If a case has “significant public and media interest,” the Florida Supreme Court designates the case as “a high profile case.” Recently, the Court decided to take on a high profile case that addresses how online-based travel companies like Expedia should handle bed taxes — an issue that impacts the pocketbooks of local governments that rely on that revenue. The case is styled “Alachua County, et al v. Expedia, Inc., et al” and the eventual disposition of the issues in the case could be significant to Walton and Okaloosa Counties, who are parties to the case.
The Tourist Development Tax was enacted in 1977 and allows participating counties, like Okaloosa and Walton, to assess the bed tax for stays within the county. The tax applies to stays of 6 months or less. Online travel companies, like Expedia, only apply Florida’s Tourist Development Tax, or “bed tax,” to the reduced rate they pay hotels. The counties in this case want them to apply the bed tax to the total amount they charge for a room. But the counties want the online travel companies to pay the bed tax on the entire amount charged to the consumers.

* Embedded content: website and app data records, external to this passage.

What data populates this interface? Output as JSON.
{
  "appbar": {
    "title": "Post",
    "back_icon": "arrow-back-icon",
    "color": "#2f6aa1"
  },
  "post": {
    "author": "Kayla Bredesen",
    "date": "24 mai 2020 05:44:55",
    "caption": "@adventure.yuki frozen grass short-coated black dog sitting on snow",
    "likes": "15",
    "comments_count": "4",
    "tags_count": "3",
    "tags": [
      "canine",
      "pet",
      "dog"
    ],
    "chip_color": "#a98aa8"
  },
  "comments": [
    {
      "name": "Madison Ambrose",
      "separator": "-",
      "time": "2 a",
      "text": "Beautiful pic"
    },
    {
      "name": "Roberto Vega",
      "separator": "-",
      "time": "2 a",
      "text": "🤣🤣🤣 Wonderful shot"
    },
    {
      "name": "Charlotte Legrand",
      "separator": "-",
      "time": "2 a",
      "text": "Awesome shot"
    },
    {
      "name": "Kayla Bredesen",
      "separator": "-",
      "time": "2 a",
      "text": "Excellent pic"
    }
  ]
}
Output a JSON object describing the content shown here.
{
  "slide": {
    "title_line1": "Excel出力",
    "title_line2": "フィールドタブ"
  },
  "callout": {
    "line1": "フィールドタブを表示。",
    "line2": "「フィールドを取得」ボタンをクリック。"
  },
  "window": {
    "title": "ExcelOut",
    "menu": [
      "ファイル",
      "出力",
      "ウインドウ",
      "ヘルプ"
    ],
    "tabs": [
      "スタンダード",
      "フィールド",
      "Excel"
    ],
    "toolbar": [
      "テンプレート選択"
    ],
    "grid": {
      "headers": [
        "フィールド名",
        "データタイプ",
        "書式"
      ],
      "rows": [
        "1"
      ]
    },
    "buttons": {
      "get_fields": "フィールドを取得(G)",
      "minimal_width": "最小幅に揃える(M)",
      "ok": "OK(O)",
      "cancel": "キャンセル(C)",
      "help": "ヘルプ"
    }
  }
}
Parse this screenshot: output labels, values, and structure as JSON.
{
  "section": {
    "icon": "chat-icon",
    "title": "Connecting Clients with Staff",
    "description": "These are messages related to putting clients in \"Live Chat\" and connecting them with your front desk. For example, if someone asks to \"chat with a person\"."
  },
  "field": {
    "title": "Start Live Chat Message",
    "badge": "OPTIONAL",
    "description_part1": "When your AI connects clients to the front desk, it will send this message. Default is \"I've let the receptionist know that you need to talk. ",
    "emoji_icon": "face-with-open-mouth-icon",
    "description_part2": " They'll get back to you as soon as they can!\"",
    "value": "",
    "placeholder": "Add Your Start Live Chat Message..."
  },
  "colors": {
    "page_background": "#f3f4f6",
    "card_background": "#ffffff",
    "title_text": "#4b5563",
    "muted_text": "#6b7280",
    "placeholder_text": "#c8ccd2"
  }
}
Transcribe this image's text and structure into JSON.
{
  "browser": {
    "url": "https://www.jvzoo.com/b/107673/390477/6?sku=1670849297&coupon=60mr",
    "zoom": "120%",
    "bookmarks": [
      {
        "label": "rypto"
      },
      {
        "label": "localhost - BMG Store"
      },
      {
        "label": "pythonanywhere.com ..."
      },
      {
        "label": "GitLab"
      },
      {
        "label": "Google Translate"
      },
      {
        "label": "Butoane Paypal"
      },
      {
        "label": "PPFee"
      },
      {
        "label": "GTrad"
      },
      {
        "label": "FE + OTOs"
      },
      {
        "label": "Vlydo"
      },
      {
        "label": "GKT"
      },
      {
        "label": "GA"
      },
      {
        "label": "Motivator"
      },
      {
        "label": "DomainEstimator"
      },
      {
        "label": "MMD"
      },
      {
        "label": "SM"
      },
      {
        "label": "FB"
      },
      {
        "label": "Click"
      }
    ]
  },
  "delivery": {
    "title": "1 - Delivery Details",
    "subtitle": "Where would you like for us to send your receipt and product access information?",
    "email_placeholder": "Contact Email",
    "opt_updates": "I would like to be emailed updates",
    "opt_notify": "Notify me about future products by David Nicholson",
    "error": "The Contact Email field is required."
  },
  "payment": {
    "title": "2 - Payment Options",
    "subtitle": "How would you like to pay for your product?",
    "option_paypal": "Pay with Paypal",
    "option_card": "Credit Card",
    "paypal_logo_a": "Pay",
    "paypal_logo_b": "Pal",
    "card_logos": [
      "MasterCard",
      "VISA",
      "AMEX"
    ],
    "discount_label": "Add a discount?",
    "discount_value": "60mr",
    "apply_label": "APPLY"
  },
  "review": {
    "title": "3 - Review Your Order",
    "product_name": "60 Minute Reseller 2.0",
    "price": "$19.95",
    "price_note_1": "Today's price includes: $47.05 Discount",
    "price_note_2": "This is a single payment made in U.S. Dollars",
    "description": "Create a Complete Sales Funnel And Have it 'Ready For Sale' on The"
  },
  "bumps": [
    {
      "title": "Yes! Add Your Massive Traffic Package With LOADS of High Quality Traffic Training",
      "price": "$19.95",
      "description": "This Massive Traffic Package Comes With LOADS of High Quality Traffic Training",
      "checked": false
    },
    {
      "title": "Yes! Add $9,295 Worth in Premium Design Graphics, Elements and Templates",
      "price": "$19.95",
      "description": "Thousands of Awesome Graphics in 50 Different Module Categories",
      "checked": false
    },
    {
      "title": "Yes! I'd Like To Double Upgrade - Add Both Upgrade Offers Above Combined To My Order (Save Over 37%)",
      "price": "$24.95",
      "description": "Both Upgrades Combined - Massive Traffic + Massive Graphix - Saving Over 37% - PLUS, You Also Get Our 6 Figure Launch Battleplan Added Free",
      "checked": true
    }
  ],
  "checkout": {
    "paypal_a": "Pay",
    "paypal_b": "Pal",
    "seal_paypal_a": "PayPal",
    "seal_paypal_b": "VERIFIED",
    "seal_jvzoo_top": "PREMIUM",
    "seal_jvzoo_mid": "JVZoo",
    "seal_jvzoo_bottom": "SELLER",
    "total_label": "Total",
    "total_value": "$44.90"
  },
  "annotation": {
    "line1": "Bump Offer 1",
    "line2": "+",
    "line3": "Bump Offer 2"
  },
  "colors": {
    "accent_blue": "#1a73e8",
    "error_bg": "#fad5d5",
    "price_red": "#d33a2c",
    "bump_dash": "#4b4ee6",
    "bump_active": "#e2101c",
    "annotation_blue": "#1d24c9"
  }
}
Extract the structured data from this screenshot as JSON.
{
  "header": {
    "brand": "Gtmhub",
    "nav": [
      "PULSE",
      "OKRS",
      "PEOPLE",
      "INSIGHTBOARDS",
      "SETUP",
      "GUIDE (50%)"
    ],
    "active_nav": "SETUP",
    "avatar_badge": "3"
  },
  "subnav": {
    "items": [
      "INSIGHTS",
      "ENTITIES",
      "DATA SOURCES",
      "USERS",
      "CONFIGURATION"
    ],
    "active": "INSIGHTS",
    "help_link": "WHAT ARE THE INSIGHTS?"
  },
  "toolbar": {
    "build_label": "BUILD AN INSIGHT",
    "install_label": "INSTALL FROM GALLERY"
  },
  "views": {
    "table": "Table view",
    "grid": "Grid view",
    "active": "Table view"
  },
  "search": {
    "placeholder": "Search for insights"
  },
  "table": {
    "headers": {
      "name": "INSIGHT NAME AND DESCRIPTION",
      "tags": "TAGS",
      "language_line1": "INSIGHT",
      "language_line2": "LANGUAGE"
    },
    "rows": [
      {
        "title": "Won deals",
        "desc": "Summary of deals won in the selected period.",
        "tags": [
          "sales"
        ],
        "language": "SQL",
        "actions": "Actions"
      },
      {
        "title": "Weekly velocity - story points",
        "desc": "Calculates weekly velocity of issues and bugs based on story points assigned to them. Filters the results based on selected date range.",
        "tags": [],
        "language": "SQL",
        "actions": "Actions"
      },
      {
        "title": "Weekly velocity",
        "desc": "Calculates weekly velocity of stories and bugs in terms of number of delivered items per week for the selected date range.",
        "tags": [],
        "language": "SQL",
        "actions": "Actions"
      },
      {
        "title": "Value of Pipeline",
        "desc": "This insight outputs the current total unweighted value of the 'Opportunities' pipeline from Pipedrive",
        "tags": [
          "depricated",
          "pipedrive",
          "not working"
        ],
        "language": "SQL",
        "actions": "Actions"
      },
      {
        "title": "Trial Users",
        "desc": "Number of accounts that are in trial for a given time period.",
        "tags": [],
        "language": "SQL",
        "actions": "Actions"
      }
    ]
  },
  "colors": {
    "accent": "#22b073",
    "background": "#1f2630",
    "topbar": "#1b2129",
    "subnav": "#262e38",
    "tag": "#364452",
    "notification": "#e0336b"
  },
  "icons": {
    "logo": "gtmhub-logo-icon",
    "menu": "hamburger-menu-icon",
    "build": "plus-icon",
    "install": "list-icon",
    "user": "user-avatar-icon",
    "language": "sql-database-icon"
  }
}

Before the Supreme Court took the case, the First District Court of Appeals held that the additional sums of money earned by companies like Expedia and Orbitz are not taxable. The First DCA found that the on-line Companies are not in the business of renting, leasing, letting, or granting licenses to use transient accommodations. Moreover, the court held that the Companies operate their businesses, including sophisticated websites, to the benefit of both their customers and the hotels. “The Tourist Development Tax does not plainly evince an intention to include the additional fees that Companies charge for advertising hotel facilities, setting up internet websites, and forwarding and assisting in the making of reservations on behalf of hotel customers. The rent itself — the amount charged by the hotels for allowing customers to occupy their rooms — is what has been taxed.”
The Florida Counties disagree and are arguing to the Florida Supreme Court that the Travel Companies should collect and remit the Tourist Development Tax on the total amount of consideration received by the Travel Companies from the tourists, and not on the net amount the Travel Companies ultimately pay to hotels. At some point in the near future, the Florida Supreme Court will set the issue for oral arguments.
Bill Martin is a former B-52 and B-1B pilot and senior attorney for the Federal Deposit Insurance Corporation. He is currently a partner in the law firm of Keefe, Anchors & Gordon in Fort Walton Beach, Fla.